Adventure Scholarship Update – Maya Dizack
We were excited to celebrate Maya Dizack’s return from her paddling adventure on the Mississippi River when she gave a full presentation on Thursday, January 21st 2021 that was sponsored by the University of Vermont Green Mountain Club and was part of their Outdoor Adventure Speaker Series. Maya graduated from UVM in 2020 with a Bachelors in Environmental Science. We are proud to have granted her an Adventure Scholarship award in 2019 for her trip during which she paddled the 2,152-mile length of the Mississippi River while conducting microplastics research along the way. Maya is the youngest documented woman to complete this epic journey and she did so along with fellow UVM graduate and best friend Michael McGuire.
Her trip took 62 days from May 25th through July 24th and she collected 67 water samples every 50-100 miles. She relied heavily on locals who had made the trip themselves for morale and meals. They warned her about deep whirlpools, low hanging branches, wily carp that jump out of the water when disturbed and rats. But her greatest fear was navigating the political tensions in the area as well as the natural danger that come when meeting strangers for the first time.Maya lamented the major flooding that had occurred before she embarked on her trip, which deeply affected people’s lives and livelihoods in the area. She shared with us how she was inspired by another researcher who had sampled the Mississippi River for microplastics in prior years and after receiving support from the University of Vermont and Flyin Ryan (thanks for the shout out Maya!) her dream became a reality. Michael helped document the trip in photographs and video so they could

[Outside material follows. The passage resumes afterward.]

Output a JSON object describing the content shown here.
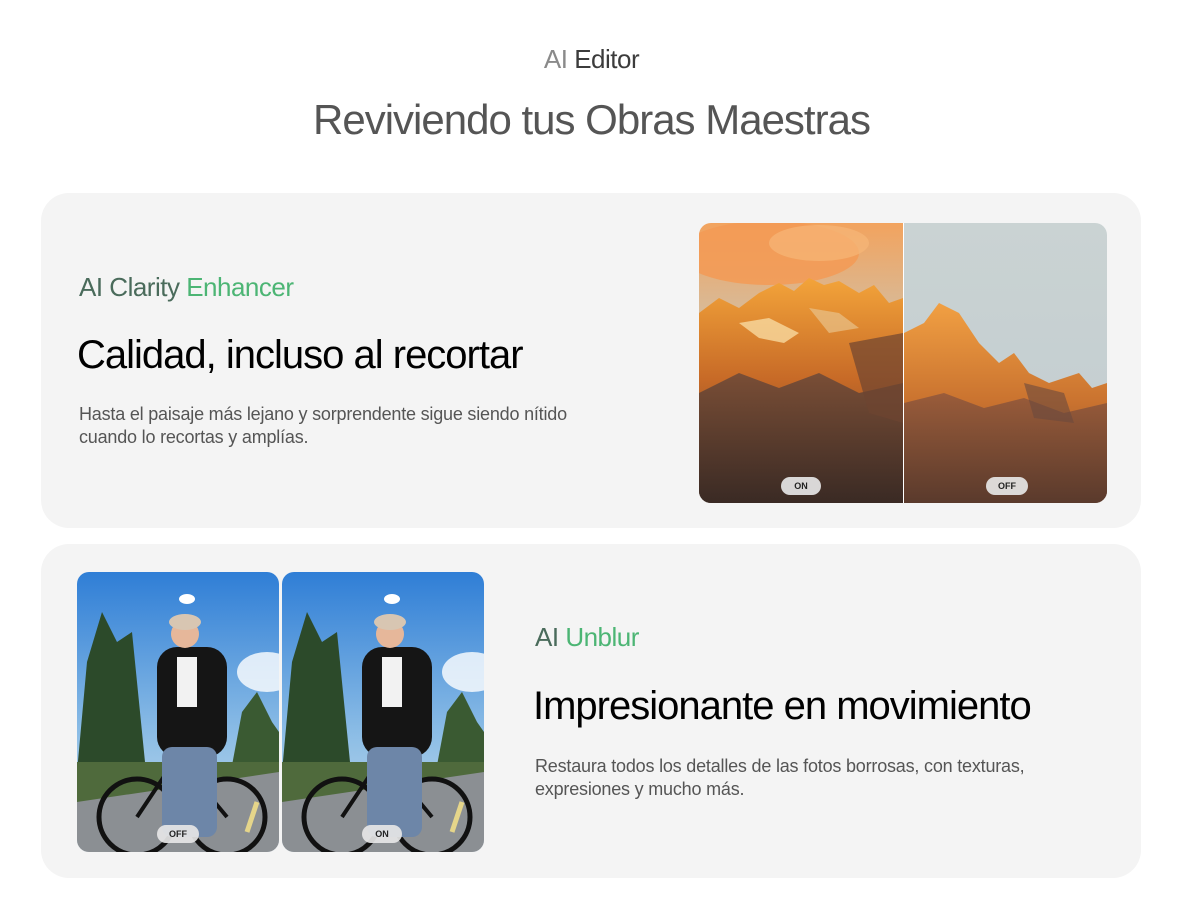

share their full experience afterward. Maya taught us about the history of the River, such as that it was used to transport slaves but also to free them, and how 15 million people rely on its tributary for their water.

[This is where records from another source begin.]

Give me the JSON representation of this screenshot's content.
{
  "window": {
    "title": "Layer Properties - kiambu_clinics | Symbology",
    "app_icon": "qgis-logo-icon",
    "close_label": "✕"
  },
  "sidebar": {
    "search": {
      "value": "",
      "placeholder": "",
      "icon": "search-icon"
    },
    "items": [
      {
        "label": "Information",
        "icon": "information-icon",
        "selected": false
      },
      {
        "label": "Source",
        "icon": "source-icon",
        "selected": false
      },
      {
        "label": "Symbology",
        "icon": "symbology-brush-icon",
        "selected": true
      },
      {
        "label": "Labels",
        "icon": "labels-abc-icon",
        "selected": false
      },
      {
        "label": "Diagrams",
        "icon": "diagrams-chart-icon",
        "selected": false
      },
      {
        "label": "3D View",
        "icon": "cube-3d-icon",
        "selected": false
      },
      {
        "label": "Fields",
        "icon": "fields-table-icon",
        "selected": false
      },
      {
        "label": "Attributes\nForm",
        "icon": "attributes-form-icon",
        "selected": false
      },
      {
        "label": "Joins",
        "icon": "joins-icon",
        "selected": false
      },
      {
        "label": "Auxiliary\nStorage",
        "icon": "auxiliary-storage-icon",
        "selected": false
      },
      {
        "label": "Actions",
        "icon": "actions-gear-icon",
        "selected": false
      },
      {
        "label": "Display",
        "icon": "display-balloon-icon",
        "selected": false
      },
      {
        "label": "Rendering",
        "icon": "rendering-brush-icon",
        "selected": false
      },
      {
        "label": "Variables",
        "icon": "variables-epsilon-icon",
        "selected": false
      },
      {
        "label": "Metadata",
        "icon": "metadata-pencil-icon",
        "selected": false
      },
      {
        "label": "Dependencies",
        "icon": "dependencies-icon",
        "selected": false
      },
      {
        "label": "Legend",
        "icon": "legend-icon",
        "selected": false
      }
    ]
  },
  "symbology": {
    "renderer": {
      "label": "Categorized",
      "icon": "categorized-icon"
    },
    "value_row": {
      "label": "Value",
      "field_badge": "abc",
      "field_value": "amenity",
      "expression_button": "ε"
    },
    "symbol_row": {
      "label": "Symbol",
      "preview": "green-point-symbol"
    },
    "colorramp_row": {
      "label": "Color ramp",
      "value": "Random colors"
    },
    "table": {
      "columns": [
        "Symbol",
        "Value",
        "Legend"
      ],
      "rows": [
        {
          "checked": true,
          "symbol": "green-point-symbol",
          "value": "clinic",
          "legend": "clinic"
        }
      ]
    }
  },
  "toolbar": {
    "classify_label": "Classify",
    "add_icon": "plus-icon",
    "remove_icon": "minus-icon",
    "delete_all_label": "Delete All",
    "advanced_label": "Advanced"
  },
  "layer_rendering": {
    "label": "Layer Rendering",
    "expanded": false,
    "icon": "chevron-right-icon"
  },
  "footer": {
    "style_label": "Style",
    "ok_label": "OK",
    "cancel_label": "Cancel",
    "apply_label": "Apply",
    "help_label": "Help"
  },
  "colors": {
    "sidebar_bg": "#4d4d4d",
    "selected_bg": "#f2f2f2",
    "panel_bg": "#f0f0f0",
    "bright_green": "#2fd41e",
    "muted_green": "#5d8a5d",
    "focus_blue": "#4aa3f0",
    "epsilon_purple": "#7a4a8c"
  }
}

She also told some interesting anecdotes, like when she had to enter a remote bar at only 20 years old for fresh drinking water which resulted in meeting kind strangers who shared with her batteries, a ride into town and some great local advice. She told us about her stay with a River Angel (people who provide assistance to river paddlers along the Mississippi) who invited her to a blessing ceremony called a Moon Dance which is performed at night by women to give gratitude to nature. The ceremony is given in both Spanish and English and they tell stories about local history and dance around a fire.Her research has been sent to St Louis University and has not yet been tested since their labs have been closed due to Covid. Maya returned with a sense of connectedness to those residing along the river as well as the river itself.

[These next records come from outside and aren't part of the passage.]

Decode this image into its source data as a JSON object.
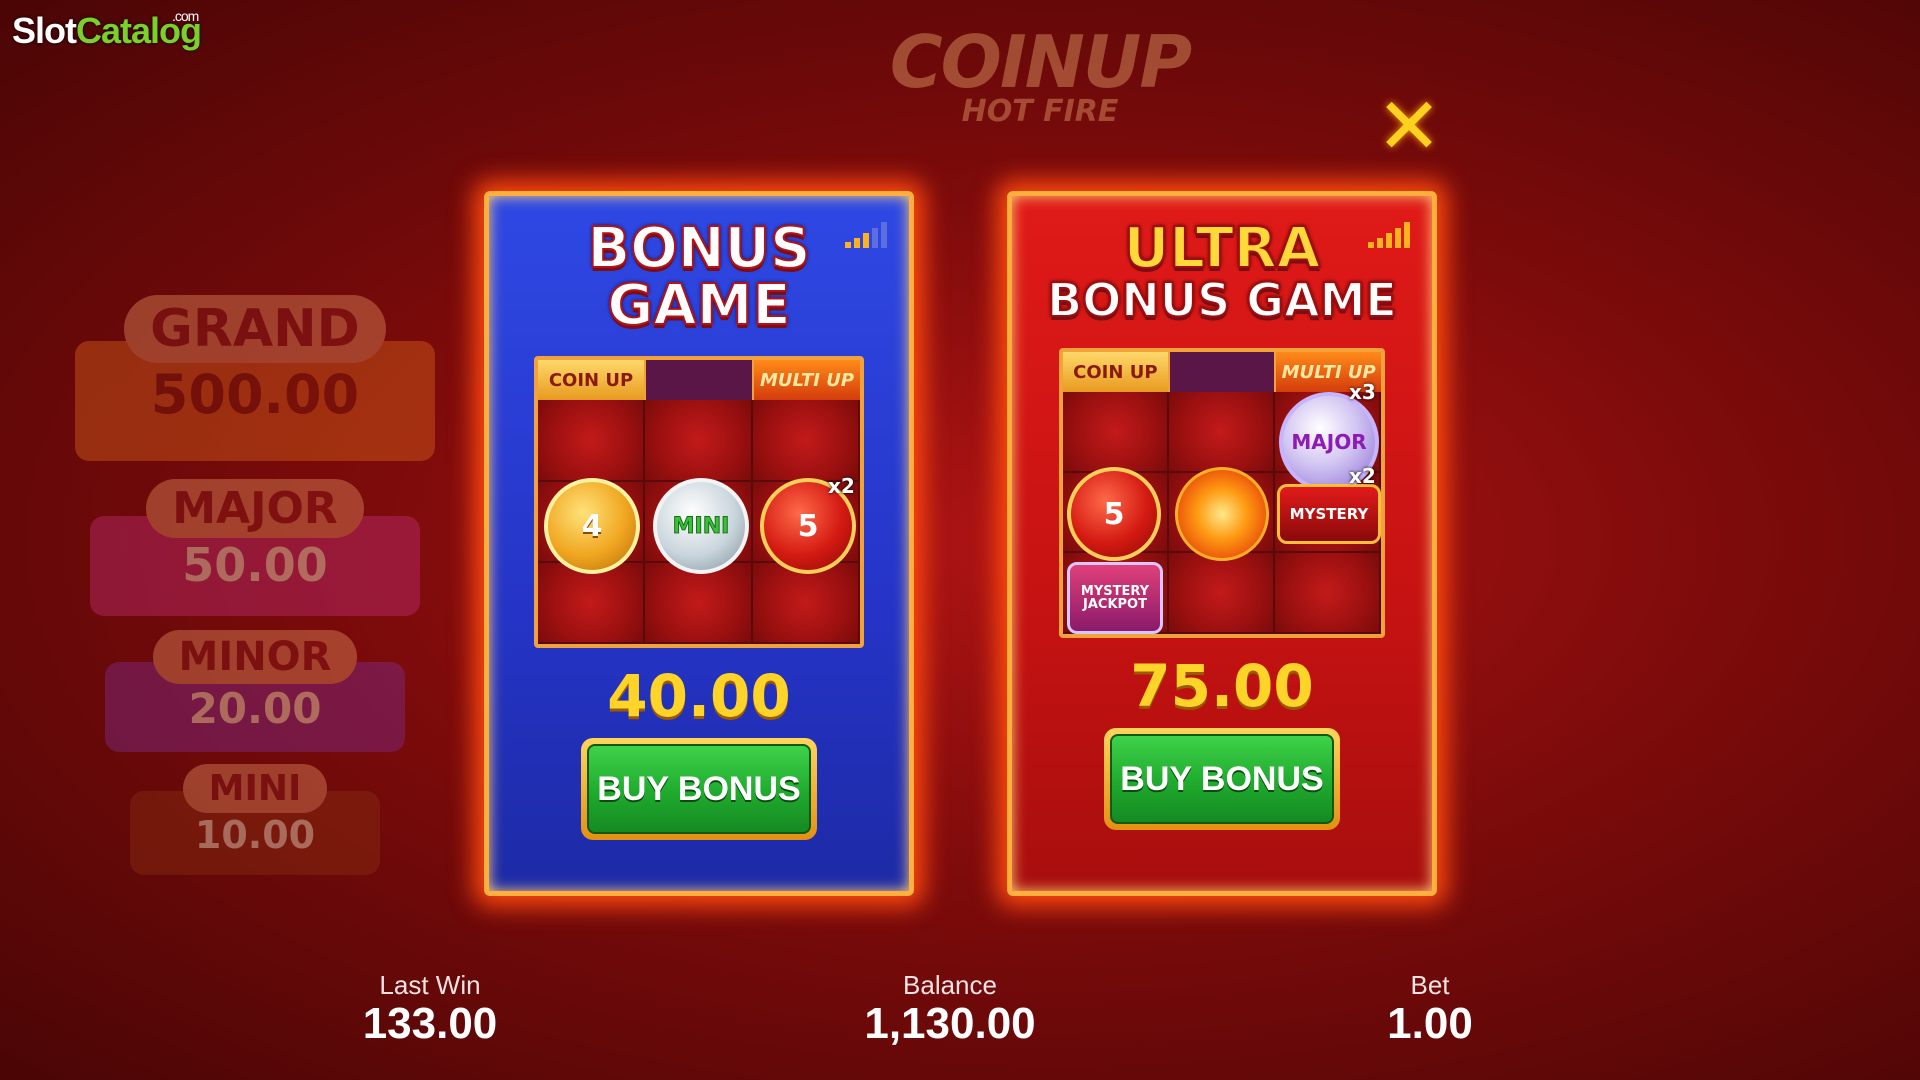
{
  "watermark": {
    "part1": "Slot",
    "part2": "Catalog",
    "suffix": ".com"
  },
  "game_logo": {
    "line1": "COINUP",
    "line2": "HOT FIRE"
  },
  "close": {
    "symbol": "✕"
  },
  "jackpots": [
    {
      "name": "GRAND",
      "value": "500.00"
    },
    {
      "name": "MAJOR",
      "value": "50.00"
    },
    {
      "name": "MINOR",
      "value": "20.00"
    },
    {
      "name": "MINI",
      "value": "10.00"
    }
  ],
  "bonus_game": {
    "title_line1": "BONUS",
    "title_line2": "GAME",
    "grid_header": [
      "COIN UP",
      "",
      "MULTI UP"
    ],
    "coins": {
      "gold": "4",
      "silver": "MINI",
      "red": "5",
      "multiplier": "x2"
    },
    "price": "40.00",
    "button_label": "BUY BONUS",
    "colors": {
      "bg": "#2f48e4"
    }
  },
  "ultra_bonus_game": {
    "title_line1": "ULTRA",
    "title_line2": "BONUS GAME",
    "grid_header": [
      "COIN UP",
      "",
      "MULTI UP"
    ],
    "coins": {
      "red": "5",
      "major": "MAJOR",
      "mystery": "MYSTERY",
      "mystery_jackpot": "MYSTERY JACKPOT",
      "mult_major": "x3",
      "mult_mystery": "x2"
    },
    "price": "75.00",
    "button_label": "BUY BONUS",
    "colors": {
      "bg": "#e01a18"
    }
  },
  "footer": {
    "last_win_label": "Last Win",
    "last_win": "133.00",
    "balance_label": "Balance",
    "balance": "1,130.00",
    "bet_label": "Bet",
    "bet": "1.00"
  }
}
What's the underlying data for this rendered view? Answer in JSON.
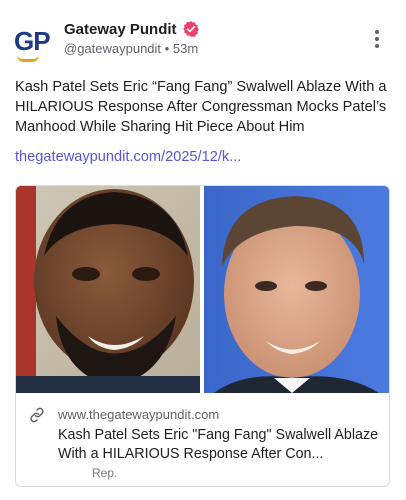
{
  "author": {
    "name": "Gateway Pundit",
    "handle": "@gatewaypundit",
    "separator": "•",
    "time": "53m",
    "avatar_text": "GP",
    "avatar_color": "#1e3b80",
    "avatar_accent": "#e6a319",
    "badge_icon": "verified-badge-icon",
    "badge_color": "#e8426e"
  },
  "post": {
    "text": "Kash Patel Sets Eric “Fang Fang” Swalwell Ablaze With a HILARIOUS Response After Congressman Mocks Patel’s Manhood While Sharing Hit Piece About Him",
    "link": "thegatewaypundit.com/2025/12/k...",
    "link_color": "#5a55d8"
  },
  "card": {
    "domain": "www.thegatewaypundit.com",
    "title": "Kash Patel Sets Eric \"Fang Fang\" Swalwell Ablaze With a HILARIOUS Response After Con...",
    "rep_label": "Rep.",
    "link_icon": "link-icon"
  },
  "menu": {
    "icon": "more-vertical-icon"
  }
}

So what’s next for Maya? She is living in Washington and taking some time to explore the public health research field and the intersection between the environment and human health. This includes climate change, infectious disease and health inequality for minorities.